You may have opted for the widest, comfiest looking saddle in the bike shop, but the irony is that sometimes, a super wide, cushy seat can be less comfortable than a narrow, unpadded option. That’s because when you pedal, your sitbones shift from one side to the other, pressing down as you use the power in your legs. Because of this, you want a saddle that is properly fit to your sitbones (not the same thing as the width of your butt! In fact, sitbone width has very little to do with body shape.). You can ask a bike shop to help measure you for a saddle that’s the right width for you.
Experiment with different saddles
If you’re a more serious road or mountain biker who spends a lot of time on the bike (or is hoping to), you may have to try a few styles of saddle before finding one that fits you well. Even within one width/size range, there are a lot of styles. Saddles can be flat, have channels, or have cutouts in the middle, and what works for your riding buddy may be super uncomfortable for you. You may prefer a bit of padding, or you may find that you actually like a stiffer saddle.
Take care of your saddle
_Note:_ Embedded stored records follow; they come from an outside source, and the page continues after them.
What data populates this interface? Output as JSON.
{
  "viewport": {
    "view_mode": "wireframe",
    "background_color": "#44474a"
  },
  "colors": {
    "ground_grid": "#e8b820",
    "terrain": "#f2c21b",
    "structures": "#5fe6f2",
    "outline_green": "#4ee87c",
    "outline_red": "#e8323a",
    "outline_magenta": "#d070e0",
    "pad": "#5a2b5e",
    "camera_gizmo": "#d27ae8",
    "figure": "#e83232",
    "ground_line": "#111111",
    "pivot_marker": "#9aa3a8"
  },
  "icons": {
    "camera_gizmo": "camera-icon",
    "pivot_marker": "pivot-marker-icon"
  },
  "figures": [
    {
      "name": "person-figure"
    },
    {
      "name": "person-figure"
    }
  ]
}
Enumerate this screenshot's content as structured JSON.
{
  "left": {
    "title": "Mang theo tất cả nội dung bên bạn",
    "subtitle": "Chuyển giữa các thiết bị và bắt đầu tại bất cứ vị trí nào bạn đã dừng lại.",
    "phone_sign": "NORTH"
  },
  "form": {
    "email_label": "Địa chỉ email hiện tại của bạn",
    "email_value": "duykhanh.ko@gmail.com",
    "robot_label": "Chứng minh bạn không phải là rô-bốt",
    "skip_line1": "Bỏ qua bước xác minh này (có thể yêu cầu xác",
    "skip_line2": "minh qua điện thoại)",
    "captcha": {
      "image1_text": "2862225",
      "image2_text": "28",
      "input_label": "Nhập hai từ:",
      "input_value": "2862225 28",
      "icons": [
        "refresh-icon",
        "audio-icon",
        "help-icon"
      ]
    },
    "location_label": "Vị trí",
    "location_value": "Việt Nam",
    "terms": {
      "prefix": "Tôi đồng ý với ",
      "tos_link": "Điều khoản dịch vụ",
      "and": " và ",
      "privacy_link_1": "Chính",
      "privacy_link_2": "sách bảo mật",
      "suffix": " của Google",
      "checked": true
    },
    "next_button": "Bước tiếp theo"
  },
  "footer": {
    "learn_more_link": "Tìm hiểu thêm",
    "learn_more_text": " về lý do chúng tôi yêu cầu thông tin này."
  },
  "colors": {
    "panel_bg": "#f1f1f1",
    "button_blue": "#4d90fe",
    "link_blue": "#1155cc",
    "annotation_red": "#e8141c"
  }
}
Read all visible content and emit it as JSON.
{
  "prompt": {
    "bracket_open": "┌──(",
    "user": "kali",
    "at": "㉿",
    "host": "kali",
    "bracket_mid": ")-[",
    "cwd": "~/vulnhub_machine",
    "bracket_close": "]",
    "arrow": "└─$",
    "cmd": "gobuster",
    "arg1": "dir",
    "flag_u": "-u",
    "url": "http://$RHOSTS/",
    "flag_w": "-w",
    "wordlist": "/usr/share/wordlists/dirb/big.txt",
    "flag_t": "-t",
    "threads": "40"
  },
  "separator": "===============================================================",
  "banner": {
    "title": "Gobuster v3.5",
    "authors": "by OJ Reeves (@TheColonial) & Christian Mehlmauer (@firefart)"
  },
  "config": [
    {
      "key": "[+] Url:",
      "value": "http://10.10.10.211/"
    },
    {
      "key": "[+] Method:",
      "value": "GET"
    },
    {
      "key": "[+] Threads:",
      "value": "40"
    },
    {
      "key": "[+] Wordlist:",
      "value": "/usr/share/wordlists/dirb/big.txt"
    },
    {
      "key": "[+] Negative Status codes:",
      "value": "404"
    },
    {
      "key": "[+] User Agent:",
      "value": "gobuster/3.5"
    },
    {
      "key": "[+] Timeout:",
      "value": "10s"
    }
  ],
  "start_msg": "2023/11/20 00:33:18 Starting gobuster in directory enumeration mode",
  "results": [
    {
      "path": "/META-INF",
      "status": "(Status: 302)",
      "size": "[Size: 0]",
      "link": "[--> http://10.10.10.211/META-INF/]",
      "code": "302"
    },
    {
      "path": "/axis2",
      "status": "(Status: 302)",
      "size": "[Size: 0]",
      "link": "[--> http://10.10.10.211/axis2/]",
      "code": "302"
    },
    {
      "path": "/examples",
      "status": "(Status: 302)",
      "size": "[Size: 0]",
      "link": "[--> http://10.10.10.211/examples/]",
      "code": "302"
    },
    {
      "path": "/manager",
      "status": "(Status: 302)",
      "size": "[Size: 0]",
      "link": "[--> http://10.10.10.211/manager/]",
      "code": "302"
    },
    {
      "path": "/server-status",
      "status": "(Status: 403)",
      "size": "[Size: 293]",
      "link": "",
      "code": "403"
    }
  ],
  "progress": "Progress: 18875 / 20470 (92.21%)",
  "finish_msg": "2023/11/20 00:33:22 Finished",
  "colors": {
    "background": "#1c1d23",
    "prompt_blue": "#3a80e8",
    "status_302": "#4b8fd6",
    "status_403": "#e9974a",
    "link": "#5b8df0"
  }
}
Eventually, saddles will wear out—if you notice your saddle is becoming less comfortable, that may mean it’s time for a new one. The foam inside of it can deteriorate over time, as can seams and even the plastic or metal base and rails. Try to avoid leaving your saddle exposed outside in rain or snow to increase its lifecycle.
Don’t add a foam or gel pad
You may be tempted to think that cushier is better when it comes to a bike seat. But again, we’re talking about your sitbones: Because your sitbones are looking for something to press down into, if you add a gel cover, you’re now forcing your sitbones to press harder down to find purchase. This means a gel saddle cover can actually add more pressure to that sensitive spot!
Invest in good bike shorts
Well-fitting bike shorts can instantly make a saddle more comfortable, thanks to the thin foam pad that is sewn into them. Look for a pair that sits in a comfortable spot on your stomach when you’re leaning over (like you would on the bike), and a pair that doesn’t make your legs feel like sausages with too-tight rubber grips. It’s better to spend a bit more on a good pair of bike shorts and buy a cheaper jersey: A jersey in a color you don’t love won’t wreck your ride, while shorts that don’t fit quite right can easily make a ride miserable.
It takes a bit of trial and error to find the perfect setup for you, but once you do, your ride will feel much happier!
Of course, if you’re riding more, you may want to consider bike insurance—it doesn’t just protect your bike (and your comfy new saddle!). It can also cover medical payments if you’re injured on a ride, as well as things like replacement bike rentals if you need them. Get a quick quote here—coverage can be as low as $9/month!